ACTION ITEM:
Scan the data for "density" and copy the lines it appears in.

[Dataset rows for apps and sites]

Content starts

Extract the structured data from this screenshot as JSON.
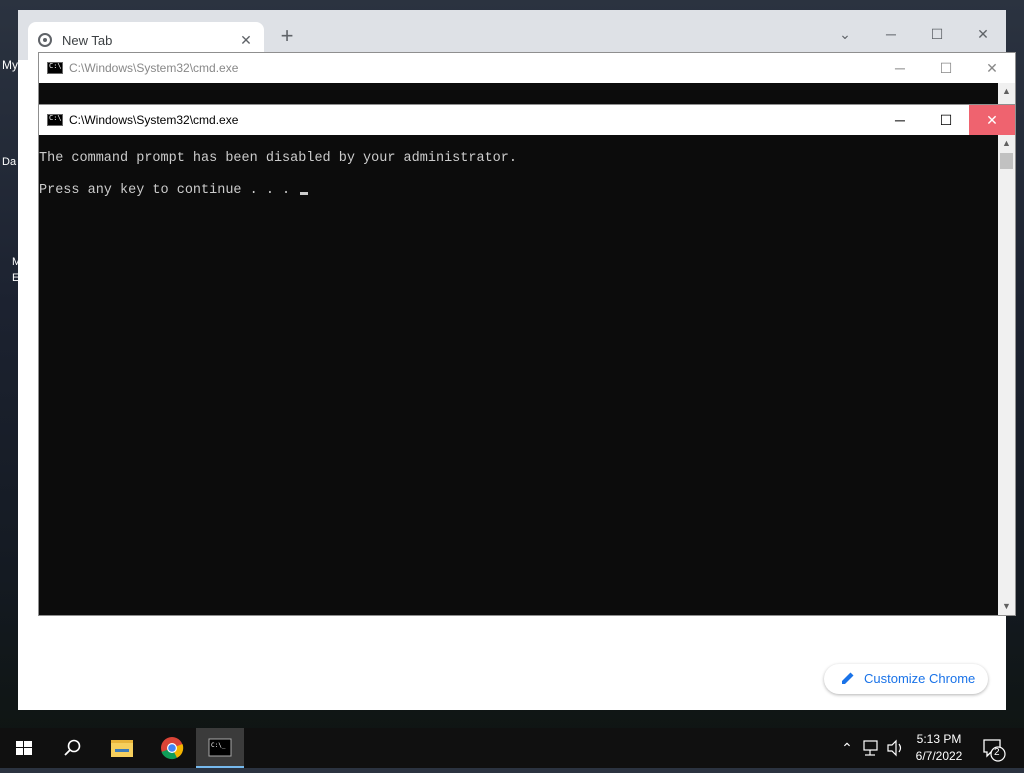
{
  "desktop": {
    "partial_labels": [
      "My",
      "Da",
      "M",
      "E"
    ]
  },
  "chrome": {
    "tab_title": "New Tab",
    "tab_close": "✕",
    "new_tab": "+",
    "tab_search": "⌄",
    "minimize": "─",
    "maximize": "☐",
    "close": "✕",
    "customize_label": "Customize Chrome"
  },
  "cmd_back": {
    "title": "C:\\Windows\\System32\\cmd.exe",
    "minimize": "─",
    "maximize": "☐",
    "close": "✕"
  },
  "cmd_front": {
    "title": "C:\\Windows\\System32\\cmd.exe",
    "minimize": "─",
    "maximize": "☐",
    "close": "✕",
    "line1": "The command prompt has been disabled by your administrator.",
    "line2": "Press any key to continue . . . ",
    "scroll_up": "▲",
    "scroll_down": "▼"
  },
  "taskbar": {
    "clock_time": "5:13 PM",
    "clock_date": "6/7/2022",
    "tray_chevron": "⌃",
    "notification_count": "2",
    "icons": [
      "start-icon",
      "search-icon",
      "file-explorer-icon",
      "chrome-icon",
      "cmd-icon"
    ]
  },
  "colors": {
    "close_hover": "#e81123",
    "console_bg": "#0c0c0c",
    "console_text": "#cccccc",
    "accent": "#1a73e8"
  }
}
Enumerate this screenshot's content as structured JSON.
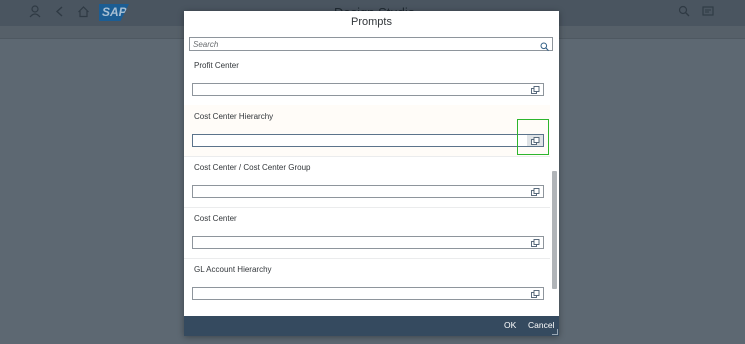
{
  "shell": {
    "title": "Design Studio",
    "logo_text": "SAP",
    "icons": [
      "user-icon",
      "back-icon",
      "home-icon",
      "search-icon",
      "notification-icon"
    ]
  },
  "dialog": {
    "title": "Prompts",
    "search": {
      "placeholder": "Search",
      "value": ""
    },
    "prompts": [
      {
        "label": "Profit Center",
        "value": ""
      },
      {
        "label": "Cost Center Hierarchy",
        "value": ""
      },
      {
        "label": "Cost Center / Cost Center Group",
        "value": ""
      },
      {
        "label": "Cost Center",
        "value": ""
      },
      {
        "label": "GL Account Hierarchy",
        "value": ""
      }
    ],
    "footer": {
      "ok_label": "OK",
      "cancel_label": "Cancel"
    }
  },
  "colors": {
    "footer_bg": "#354a5f",
    "highlight": "#2db52d",
    "sap_blue": "#1c5d93",
    "overlay": "#5d6872"
  }
}
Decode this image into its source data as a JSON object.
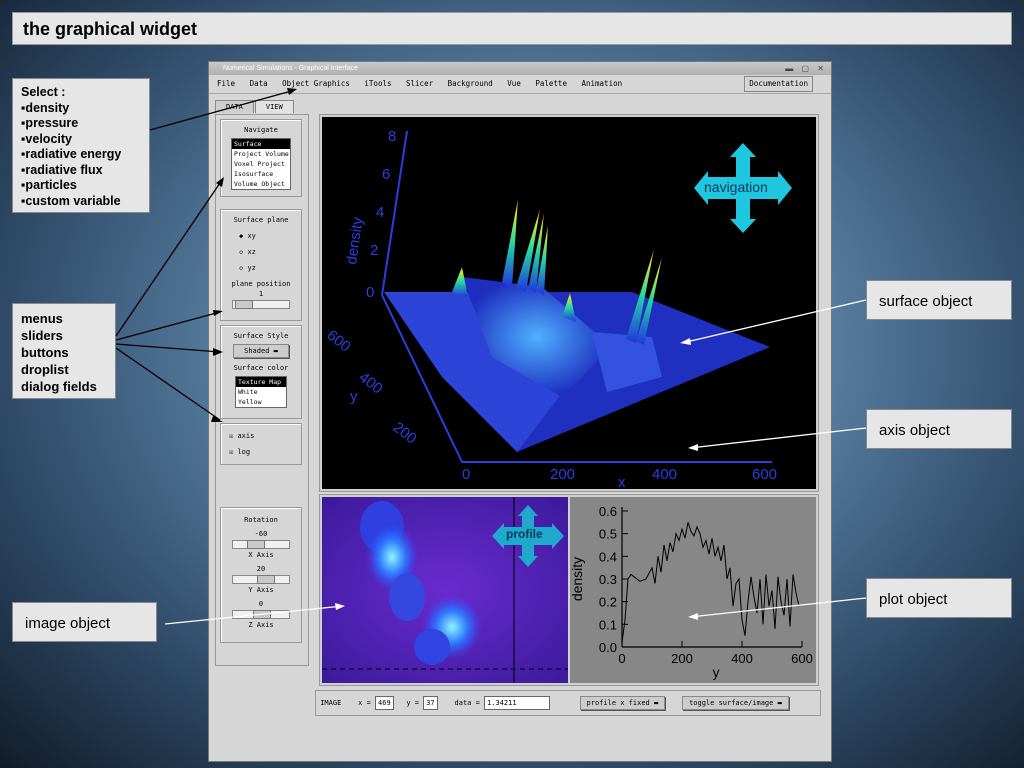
{
  "slide_title": "the graphical widget",
  "callouts": {
    "select_heading": "Select :",
    "select_items": [
      "▪density",
      "▪pressure",
      "▪velocity",
      "▪radiative energy",
      "▪radiative flux",
      "▪particles",
      "▪custom variable"
    ],
    "widgets": [
      "menus",
      "sliders",
      "buttons",
      "droplist",
      "dialog fields"
    ],
    "image_object": "image object",
    "surface_object": "surface object",
    "axis_object": "axis object",
    "plot_object": "plot object"
  },
  "window": {
    "title": "Numerical Simulations - Graphical Interface",
    "controls": "▬ ▢ ✕",
    "menu": [
      "File",
      "Data",
      "Object Graphics",
      "iTools",
      "Slicer",
      "Background",
      "Vue",
      "Palette",
      "Animation"
    ],
    "documentation": "Documentation",
    "tabs": [
      "DATA",
      "VIEW"
    ]
  },
  "navigate": {
    "title": "Navigate",
    "items": [
      "Surface",
      "Project Volume",
      "Voxel Project",
      "Isosurface",
      "Volume Object"
    ],
    "selected": 0
  },
  "surface_plane": {
    "title": "Surface plane",
    "options": [
      "xy",
      "xz",
      "yz"
    ],
    "position_label": "plane position",
    "position_value": "1"
  },
  "surface_style": {
    "title": "Surface Style",
    "style_value": "Shaded",
    "color_label": "Surface color",
    "colors": [
      "Texture Map",
      "White",
      "Yellow"
    ],
    "selected": 0
  },
  "checks": [
    "axis",
    "log"
  ],
  "rotation": {
    "title": "Rotation",
    "x_value": "-60",
    "x_label": "X Axis",
    "y_value": "20",
    "y_label": "Y Axis",
    "z_value": "0",
    "z_label": "Z Axis"
  },
  "bottom": {
    "mode": "IMAGE",
    "x_label": "x =",
    "x_value": "469",
    "y_label": "y =",
    "y_value": "37",
    "data_label": "data =",
    "data_value": "1.34211",
    "profile_button": "profile x fixed",
    "toggle_button": "toggle surface/image"
  },
  "surface_axes": {
    "z_label": "density",
    "z_ticks": [
      "0",
      "2",
      "4",
      "6",
      "8"
    ],
    "y_label": "y",
    "y_ticks": [
      "200",
      "400",
      "600"
    ],
    "x_label": "x",
    "x_ticks": [
      "0",
      "200",
      "400",
      "600"
    ]
  },
  "nav_labels": {
    "navigation": "navigation",
    "profile": "profile"
  },
  "colors": {
    "accent": "#1fc6e0",
    "surface_blue": "#2a3fd6",
    "plot_bg": "#878787"
  },
  "chart_data": {
    "type": "line",
    "xlabel": "y",
    "ylabel": "density",
    "xlim": [
      0,
      600
    ],
    "ylim": [
      0.0,
      0.6
    ],
    "x_ticks": [
      "0",
      "200",
      "400",
      "600"
    ],
    "y_ticks": [
      "0.0",
      "0.1",
      "0.2",
      "0.3",
      "0.4",
      "0.5",
      "0.6"
    ],
    "series": [
      {
        "x": [
          0,
          10,
          20,
          30,
          40,
          60,
          80,
          100,
          110,
          120,
          130,
          140,
          150,
          160,
          170,
          180,
          190,
          200,
          210,
          220,
          230,
          240,
          250,
          260,
          270,
          280,
          290,
          300,
          310,
          320,
          330,
          340,
          350,
          360,
          370,
          380,
          390,
          400,
          410,
          420,
          430,
          440,
          450,
          460,
          470,
          480,
          490,
          500,
          510,
          520,
          530,
          540,
          550,
          560,
          570,
          580,
          590
        ],
        "y": [
          0.02,
          0.12,
          0.3,
          0.32,
          0.31,
          0.29,
          0.3,
          0.35,
          0.28,
          0.4,
          0.33,
          0.45,
          0.38,
          0.46,
          0.42,
          0.5,
          0.47,
          0.52,
          0.48,
          0.55,
          0.51,
          0.49,
          0.53,
          0.5,
          0.44,
          0.47,
          0.41,
          0.48,
          0.4,
          0.44,
          0.38,
          0.45,
          0.3,
          0.35,
          0.18,
          0.28,
          0.3,
          0.12,
          0.05,
          0.2,
          0.31,
          0.22,
          0.15,
          0.3,
          0.1,
          0.32,
          0.18,
          0.25,
          0.08,
          0.31,
          0.2,
          0.14,
          0.3,
          0.09,
          0.32,
          0.24,
          0.18
        ]
      }
    ]
  }
}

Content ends

RESPONSE AREA:
      "▪density",
    "z_label": "density",
    "ylabel": "density",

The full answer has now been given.